Your elbow joint is comprised of the humerus, ulna, and radius bones. The humerus and ulnar in your elbow are supported by the ulnar collateral ligament. So, when this ligament is torn or frayed, your elbow becomes less stable.
Over time, this can lead to a decreased range of motion, stiffness, and consistent pain.
The orthopedic experts at Handsport Surgery Institute, Drs. Mark and Jason Pruzansky, have over 40 years of combined experience to able to treat all forms of elbow pain and other orthopedic conditions.
Drs. Pruzansky have successfully performed surgery on some of the most complex injuries and conditions of the elbow. Their sole goal is to help their patients regain function and comfort following instances of elbow pain or injury.
Why Patients Require Tommy John Surgery
Ulnar collateral ligament (UCL) injuries are common in athletes and people who must complete certain repetitive and forceful movements throughout the day.
Athletes who play throwing sports, such as baseball and football, are especially prone to UCL injuries.
Over time, these athletes may experience an onset of stiffness and pain in their elbow. Arthritis develops. Eventually, the ulnar collateral ligament may tear completely, often resulting in a “pop” as they prepare to throw the ball.
If the injury was not caught early enough, these athletes may have no choice but to undergo a reconstruction surgery to restore mobility and decrease pain in their elbow.
People whose jobs require them to repeat forceful motions of their elbow may be susceptible to UCL injuries and, therefore, may require Tommy John Surgery in the future.
Without the proper form and rest, some athletes may eventually wear and tear their ulnar collateral ligament even without a specific injury incident.
If someone is regularly lifting, pushing, moving, or throwing objects as a part of their job, special care will need to be taken to avoid injury. Learning proper body mechanics may be helpful in these situations.
In some cases, the ulnar collateral ligament in your elbow may experience structural damage from an acute injury or accident. The extent of the damage may be difficult to asses without a professional examination.
This means that a car accident, fall, or hit may damage your UCL without completely tearing it. It’s these cases when seeing a specialist is even more important. Without knowing the extent of their injury, many patients continue to use their elbow until, finally, they become severely impaired.
Recovering from Tommy John Surgery
Tommy John surgery typically requires a patient to wear a supportive brace to hold the elbow in place. Physical will be quickly instituted to minimize muscle atrophy and to maximize function.
Athletes who have undergone Tommy John Surgery to reconstruct their ulnar collateral ligament generally require longer rehab times in order to avoid re-injury.
If You Are Experiencing Elbow Pain, Please Contact Us
Please contact us as soon as possible to schedule an appointment with our talented team.
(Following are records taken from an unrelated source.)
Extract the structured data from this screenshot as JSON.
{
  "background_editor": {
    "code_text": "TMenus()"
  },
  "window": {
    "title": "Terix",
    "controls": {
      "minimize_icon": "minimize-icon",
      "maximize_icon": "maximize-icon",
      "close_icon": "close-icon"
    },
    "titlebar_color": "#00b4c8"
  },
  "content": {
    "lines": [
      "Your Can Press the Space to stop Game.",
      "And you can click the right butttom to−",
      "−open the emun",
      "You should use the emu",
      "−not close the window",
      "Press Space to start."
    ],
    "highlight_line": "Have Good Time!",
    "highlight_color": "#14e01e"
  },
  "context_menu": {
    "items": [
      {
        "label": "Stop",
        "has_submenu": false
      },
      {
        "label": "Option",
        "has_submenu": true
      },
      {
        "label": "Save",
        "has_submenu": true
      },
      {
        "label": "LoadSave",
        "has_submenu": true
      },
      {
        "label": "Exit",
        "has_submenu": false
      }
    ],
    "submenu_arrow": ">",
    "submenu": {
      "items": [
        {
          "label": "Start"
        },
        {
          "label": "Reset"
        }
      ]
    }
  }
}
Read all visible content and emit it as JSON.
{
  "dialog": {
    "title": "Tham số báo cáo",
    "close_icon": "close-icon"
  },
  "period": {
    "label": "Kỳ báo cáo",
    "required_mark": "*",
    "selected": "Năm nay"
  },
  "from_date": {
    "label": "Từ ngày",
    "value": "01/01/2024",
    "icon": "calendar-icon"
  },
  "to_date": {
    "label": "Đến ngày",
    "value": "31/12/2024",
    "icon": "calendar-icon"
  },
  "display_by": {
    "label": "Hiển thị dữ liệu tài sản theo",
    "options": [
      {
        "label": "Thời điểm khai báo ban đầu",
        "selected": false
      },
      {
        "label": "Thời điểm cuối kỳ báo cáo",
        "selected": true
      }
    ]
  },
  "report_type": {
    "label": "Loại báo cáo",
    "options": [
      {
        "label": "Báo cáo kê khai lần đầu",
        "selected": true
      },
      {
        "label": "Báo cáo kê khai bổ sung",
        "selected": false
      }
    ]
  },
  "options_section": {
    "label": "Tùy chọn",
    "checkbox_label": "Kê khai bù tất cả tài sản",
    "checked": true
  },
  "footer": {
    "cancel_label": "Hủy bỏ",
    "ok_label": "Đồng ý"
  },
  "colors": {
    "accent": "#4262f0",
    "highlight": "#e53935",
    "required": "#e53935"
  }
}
Elbow pain can present in many ways and be caused by many things. Call Dr. Pruzansky at 212-249-8700 to schedule an appointment, obtain an accurate diagnosis, and start to restore comfort to your hand.